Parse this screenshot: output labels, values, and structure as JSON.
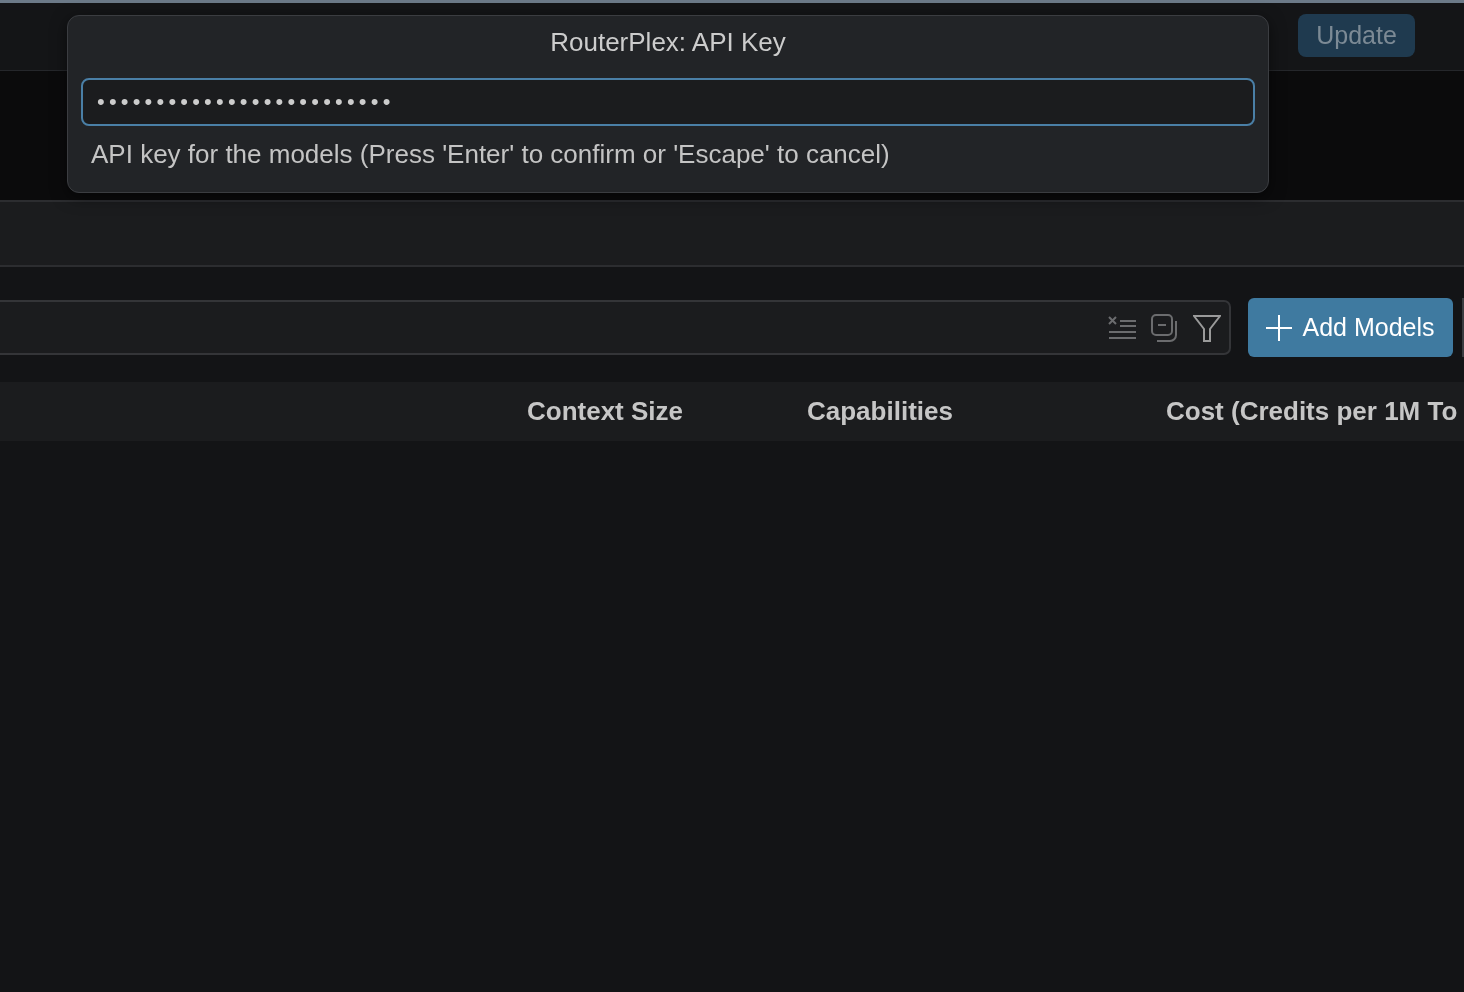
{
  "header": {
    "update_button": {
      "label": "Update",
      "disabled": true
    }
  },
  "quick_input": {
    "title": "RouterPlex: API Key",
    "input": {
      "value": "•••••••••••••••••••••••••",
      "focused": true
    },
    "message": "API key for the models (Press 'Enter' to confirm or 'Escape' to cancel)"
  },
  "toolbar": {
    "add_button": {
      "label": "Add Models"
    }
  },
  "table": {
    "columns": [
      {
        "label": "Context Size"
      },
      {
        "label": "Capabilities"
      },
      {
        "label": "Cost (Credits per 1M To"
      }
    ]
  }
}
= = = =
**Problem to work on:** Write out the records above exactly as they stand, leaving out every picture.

**Result of the exercise:**
Parse this screenshot: output labels, values, and structure as JSON.
{
  "header": {
    "update_button": {
      "label": "Update",
      "disabled": true
    }
  },
  "quick_input": {
    "title": "RouterPlex: API Key",
    "input": {
      "value": "•••••••••••••••••••••••••",
      "focused": true
    },
    "message": "API key for the models (Press 'Enter' to confirm or 'Escape' to cancel)"
  },
  "toolbar": {
    "add_button": {
      "label": "Add Models"
    }
  },
  "table": {
    "columns": [
      {
        "label": "Context Size"
      },
      {
        "label": "Capabilities"
      },
      {
        "label": "Cost (Credits per 1M To"
      }
    ]
  }
}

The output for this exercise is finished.